Figure 2 shows the links between process flow, PFMEA, control plans, and work instructions. Similar to the links between DFMEA and test plans is the link between PFMEA and control plans. An important element when doing the DFMEA and PFMEA is to look at the scrap and rework data, and ensure that the FMEAs are populated by the “things actually going wrong.”

Omnex has made dramatic improvements in company quality simply by using a methodology that we call Process Review. The Process Review is conducted by cross-functional shop-floor teams created around families of products or processes. Process flow, PFMEA, and control plans are conducted from the viewpoint of overall improvement using historical data. Most important, the updated FMEAs need to become “lessons learned” for future new-product launches.

 
Fig. 2: Links between process flow, PFMEA, control plans, and work instructions (Click here for larger image)

Disciplined problem solving—corrective action

When a product is launched, no matter how good the team is, problems or issues are going to occur both internally and at the customer. These problems are solved using a disciplined problem solving process, typically the 8D process. While the 8D methodology deserves great credit, this article focuses on the preventive nature of taking the problem, its root causes, and the corrective action, and populating both design and process FMEAs. In this way, all known problems are taken into the FMEA and used in the next product design.

Design and process reuse

This then brings us to the topics of design and process reuse. At a high level, this topic is about reusing design and processes that are known to work. What if an organization has data that shows the PPM levels of each process or product—not just the product itself, but to its functions? When product or process reuse is taken as a strategy, organizations can launch products with little to no risk. Very easily, the areas of risk can be pinpointed. In many ways, this is the next generation of the zero defects philosophy, using design and process reuse to reduce new-product launch costs.

Join me and Quality Digest’s editor in chief Dirk Dusharme on Tues. Oct. 17, 2017, for an exciting webinar: “From Percent Rejects to Parts per Billion.” Find out how the links between requirements, DFMEA, PFMEA, and the shop floors can be made using software. Also, learn how organizing the products and processes by part family and collecting PPM data while using analytics allows companies to benefit from design and process reuse. Register here.

 

Discuss

About The Author

Chad Kymal’s picture

Chad Kymal

Chad Kymal is the CTO and founder of Omnex Inc., an international consulting and training organization headquartered in the United States. He is also president of Omnex Systems, a software provider of ISO 9001, ISO 14001, and ISO 27001 management systems.
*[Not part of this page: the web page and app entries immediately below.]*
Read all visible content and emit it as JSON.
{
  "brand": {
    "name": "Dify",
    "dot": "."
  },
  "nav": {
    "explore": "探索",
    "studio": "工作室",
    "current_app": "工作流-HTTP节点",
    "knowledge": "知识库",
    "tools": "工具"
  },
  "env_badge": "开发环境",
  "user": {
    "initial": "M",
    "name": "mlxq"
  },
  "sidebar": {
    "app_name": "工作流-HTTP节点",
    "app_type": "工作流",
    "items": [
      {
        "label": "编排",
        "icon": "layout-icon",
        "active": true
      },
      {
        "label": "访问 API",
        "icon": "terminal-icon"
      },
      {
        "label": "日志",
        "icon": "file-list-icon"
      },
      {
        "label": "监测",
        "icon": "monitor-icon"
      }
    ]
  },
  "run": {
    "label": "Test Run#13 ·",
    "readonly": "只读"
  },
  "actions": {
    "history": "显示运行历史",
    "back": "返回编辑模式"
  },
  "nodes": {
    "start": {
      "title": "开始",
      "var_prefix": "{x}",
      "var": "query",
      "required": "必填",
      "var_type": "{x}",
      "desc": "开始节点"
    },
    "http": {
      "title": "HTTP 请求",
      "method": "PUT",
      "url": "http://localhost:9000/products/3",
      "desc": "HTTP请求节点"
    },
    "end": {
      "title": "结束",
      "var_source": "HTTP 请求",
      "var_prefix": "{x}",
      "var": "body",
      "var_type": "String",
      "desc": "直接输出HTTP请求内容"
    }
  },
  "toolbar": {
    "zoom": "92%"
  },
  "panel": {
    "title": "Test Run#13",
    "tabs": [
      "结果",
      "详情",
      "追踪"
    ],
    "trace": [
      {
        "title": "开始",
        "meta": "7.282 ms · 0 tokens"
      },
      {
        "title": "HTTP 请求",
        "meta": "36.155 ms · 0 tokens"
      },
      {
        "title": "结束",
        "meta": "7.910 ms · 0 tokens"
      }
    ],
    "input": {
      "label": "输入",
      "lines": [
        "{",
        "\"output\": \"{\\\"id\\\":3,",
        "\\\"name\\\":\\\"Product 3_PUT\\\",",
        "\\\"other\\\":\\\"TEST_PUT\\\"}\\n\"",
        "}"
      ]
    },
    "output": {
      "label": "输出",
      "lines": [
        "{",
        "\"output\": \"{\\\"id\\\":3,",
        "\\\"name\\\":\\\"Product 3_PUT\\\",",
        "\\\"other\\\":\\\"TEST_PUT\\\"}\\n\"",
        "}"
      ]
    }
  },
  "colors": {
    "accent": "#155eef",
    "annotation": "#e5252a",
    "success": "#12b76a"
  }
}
He developed and teaches auditor training for ISO 9001, IATF 16949, ISO 14001, and ISO 45001, as well as an Integrated Management Systems Lead Auditor training course where all three standards are combined in a single audit.

Kymal is also on the ISO/TC 176, ISO/TC 207, and PC283 committees for ISO 9001:2015 (quality), ISO 14001:2015 (environmental), and ISO 45001 (health and safety) management system development.